Do you ever feel misunderstood by others? Maybe you feel that people at work don’t get you. Or that your friends are not on the same page.
Maybe others truly don’t get you. But that’s not because of them, it’s most likely because of your own behavior. I’ll tell you why.
When I started working for a major IT research firm in London several years ago, it was the first time I worked in an organization with thousands of people.
On my floor alone, there were probably two hundred people at work. For me, it was the first time that I was a part of such a big team.
One of the most important lessons I have learned from my mentor about working in large teams is this: People can only judge their perception of you. And often, there’s a difference between perception and reality, right?

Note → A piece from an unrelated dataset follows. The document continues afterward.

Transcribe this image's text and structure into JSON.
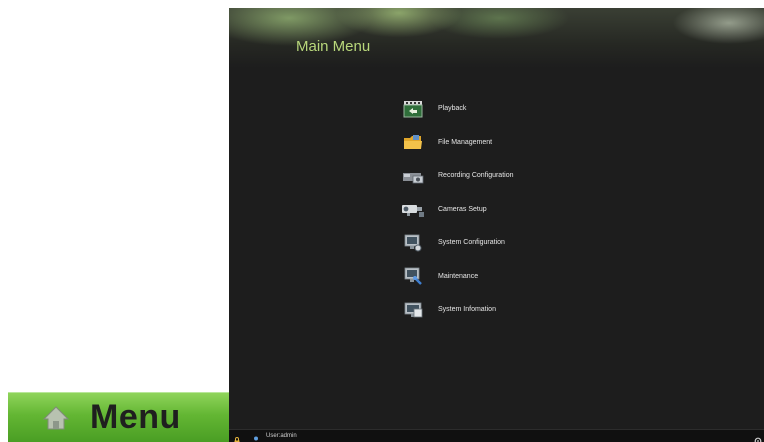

When I got my business degree in 2011, I was ready to start my career.
I wanted to start a business, earn money, and also invest. Those were my main priorities for the past seven years.
I did all those things. You know what I found?
Every decision you make in life is either an investment or a waste.
Here’s what I mean:
- Browsing social media for hours is a waste of your time
- Eating junk food is a waste of your health
- Having a job that makes you miserable is a waste of your energy
- Working out is an investment in your health
- Spending time with people you care about is an investment in relationships and personal wellbeing
- Reading, taking courses, watching informational videos, are investments in your education
Those last three things are all good. And investing in your education has the highest return on investment. Why?
Do you ever get upset about the nasty behavior of your co-workers, friends, or even family? Well, if you let others upset you, it’s not their fault.
“It’s not me, it’s him!” is what most of us say. We’re always quick to blame others for how we feel.
We say that others make us feel that way. But that’s false. You decide how you feel about the things that happen in your life.
Events can’t harm us. Our perception of an event harms us. That’s one of the most important ideas of Stoic philosophy.
In other words, you decide what meaning you give to the things that happen in your life. If your friend tells lies about you behind your back, and you get upset, that’s because you decided to get upset.
If you think that you have to compete for better jobs or more market share, you’re as wrong as I was.
The idea of competition is engraved in our minds. We believe that we have to compete for the same jobs with others. If someone has a job, that means you can’t have the same job. And if a company has a certain market share, that means you have to compete with that company to “win” a piece of their share.
At least, that’s what conventional advice says. It’s also what I learned in business school. My entire education was based on competing with other businesses. And almost every business book that I’ve read, also assumes that business is competition.
They couldn’t be more wrong. When you assume that you have to compete with other businesses or people for money, jobs or attention, you’re engaged in limited thinking.
What does success look like? What do you want from life? What career do you want?
Most of us answer “I don’t know.”
And you know what? There’s nothing wrong with that. And yet, we think it’s the worst thing in the world if you don’t know what you want to do in life.
We say: “OMG! I don’t know what I want!” And then we have a full-on panic attack. Be honest — it happens to all of us.
Especially, when you see that your old college friend just got married. Or that your co-worker, who started at the same time as you, just got promoted.
It’s at those moments of weakness when we shine a spotlight on our own uncertainty about life.
These two lessons are true for every person who wants a long, happy, and satisfying career.
But it’s very hard to put that advice into practice. It took me the first six years of my career to figure that out. And I still have to remind myself that life is bigger than work.
Almost everywhere that I’ve worked in the past, there was a “perception is reality” culture.
That means looks are more important than reality. In other words: The person who’s in the office the longest appears to be the hardest worker. Now, that may be true.
Whether you like them or not, New Year’s resolutions are great to create a positive change in your life.
Maybe you always wanted to start a business, read a book a week, get a sixpack, or meditate more. The start of every year is the perfect opportunity to hit the reset button and do things differently.
But I bet you’ve read all the articles and research that say New Year’s resolutions are useless and that they hardly work. Some say 80% of New Year’s resolutions fail. Others say it’s even 92%.
But that doesn’t necessarily mean New Year’s resolutions are bad. It means that most of us don’t know how to successfully keep our resolutions.